Me: Barely. She said barely.

I don’t want to to put myself through some treatment I don’t need! I don’t want to wait for three months when it could’ve worked out on its own!

Husband: Babe I don’t think this is something you can really just ride out….or should

This is the first time I’ve looked back at those texts – it’s like reading something sent by a stranger.  I was so driven by my emotions, I completely ignored all the facts – and facts are usually all I hold onto.

Right before I received the prescription, the pharmacist said that they needed to conduct an “interview” with me to confirm that I’m not pregnant.  With a deadpan manner I replied, “Well.  I am pregnant, that’s technically the problem.”  And I hated everything in that moment.  

The final visit to my doctor’s office was a numbing experience.  I was a dam waiting to burst and absolutely everything nearly set me off.  I was outraged when the receptionist greeted me with a huge smile and enthusiastic, “You’re back!” as if we were old friends and she was thrilled to see me again so soon.  I was furious when, post shots, I noticed that the nurses had gotten the liquid on what I had decided that morning was my new favorite sweater.  And I nearly lost my mind when, after applying two ridiculous-looking bandaids to my bum, one of the nurses said, “And no alcohol for two weeks.”

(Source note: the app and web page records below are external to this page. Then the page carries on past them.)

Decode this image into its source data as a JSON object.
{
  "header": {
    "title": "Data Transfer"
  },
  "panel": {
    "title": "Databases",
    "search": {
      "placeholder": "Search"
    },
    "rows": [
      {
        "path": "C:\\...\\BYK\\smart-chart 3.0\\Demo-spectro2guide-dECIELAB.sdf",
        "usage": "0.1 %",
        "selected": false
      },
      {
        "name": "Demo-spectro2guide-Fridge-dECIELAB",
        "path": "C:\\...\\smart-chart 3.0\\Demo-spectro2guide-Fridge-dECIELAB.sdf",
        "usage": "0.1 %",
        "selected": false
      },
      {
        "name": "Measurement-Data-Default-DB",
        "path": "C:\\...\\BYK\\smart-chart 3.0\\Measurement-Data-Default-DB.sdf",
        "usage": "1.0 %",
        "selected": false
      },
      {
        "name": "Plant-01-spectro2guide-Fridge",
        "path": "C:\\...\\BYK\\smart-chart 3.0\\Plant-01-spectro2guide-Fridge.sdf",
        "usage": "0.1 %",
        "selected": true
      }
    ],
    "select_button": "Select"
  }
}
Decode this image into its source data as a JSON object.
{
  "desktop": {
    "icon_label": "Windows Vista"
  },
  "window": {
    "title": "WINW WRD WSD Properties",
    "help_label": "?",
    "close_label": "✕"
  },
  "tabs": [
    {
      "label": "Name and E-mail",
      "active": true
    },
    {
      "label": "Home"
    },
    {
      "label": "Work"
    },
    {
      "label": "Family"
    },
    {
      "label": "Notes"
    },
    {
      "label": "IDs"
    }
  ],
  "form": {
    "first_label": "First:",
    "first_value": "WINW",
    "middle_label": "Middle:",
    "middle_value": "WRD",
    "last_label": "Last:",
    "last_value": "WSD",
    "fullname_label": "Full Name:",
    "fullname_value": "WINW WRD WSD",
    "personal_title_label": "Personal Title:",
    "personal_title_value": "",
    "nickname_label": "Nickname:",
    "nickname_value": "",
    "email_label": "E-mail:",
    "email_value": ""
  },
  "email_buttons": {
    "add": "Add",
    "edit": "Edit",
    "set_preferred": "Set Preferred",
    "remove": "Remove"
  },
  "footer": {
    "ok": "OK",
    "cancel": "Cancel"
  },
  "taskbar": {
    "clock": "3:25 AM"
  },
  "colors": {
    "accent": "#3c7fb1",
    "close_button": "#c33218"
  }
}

Wound: meet salt.

No alcohol, no intercourse, no sun, no working out – no coping mechanisms.  Everything had officially been taken from me.  Once the entire ordeal was over (and after the receptionist sent me away with a peppy, “Have a great weekend!”) I had to check my list to see if coffee was allowed, and I wandered into a Starbucks.  Yes, I want an extra shot.  Yes, I want whip cream.  …Was that woman in line flaunting her baby in front of me?  I was fueled only by caffeine and misery; my pre-breakdown time was running short.  The final bus ride on the way home was excruciatingly long.  Small hiccups of sobs escaped as I reminded myself that crying wasn’t allowed on the bus.  Why didn’t I just splurge on the damn Uber home?  

Finally, after a cruel seven hours, I was back in the safety of my own apartment.  I barely closed the door before the sobs wracked my body.  The events of the entire day slammed into me all at once and left me heaving – trying to grab quick bursts of air.  Suddenly, both my hands went numb and I dropped down to all fours while gasping,, “I can’t…I can’t…”.  If that was a bizarre side effect of the Methotrexate, I did not have the emotional capacity to address it.  I just couldn’t.  

We had the best of the worst situation.  Though I generally try to avoid playing the “it could’ve been worse” (surgery) game, because it’s equally as simple to play the “it could’ve been better” (normal pregnancy) game.  It’s a matter of trying to accept what happened and move forward as best as I can.  There have been days when I’m consumed by anger, that I feel completely betrayed by my own body, but then I try to remind myself that in a way, my body saved me.  Whether it’s true or not, I like to believe that my body was breaking down the cells well before their discovery and that’s what caused me to have minimal pain and also, for it to not rupture at 7 weeks and 2 days.  I have completely succumbed to this process – never again will I make assumptions about my cycle or ignore symptoms that are out of the ordinary.  Now, I can spend the next three months perfecting my Pregnancy Wish for our next TTC cycle. 

I wish I was pregnant…and that it implants in my uterus…and that it’s a healthy baby…and while we’re at it might as well give them my eyes and my husband’s smile and…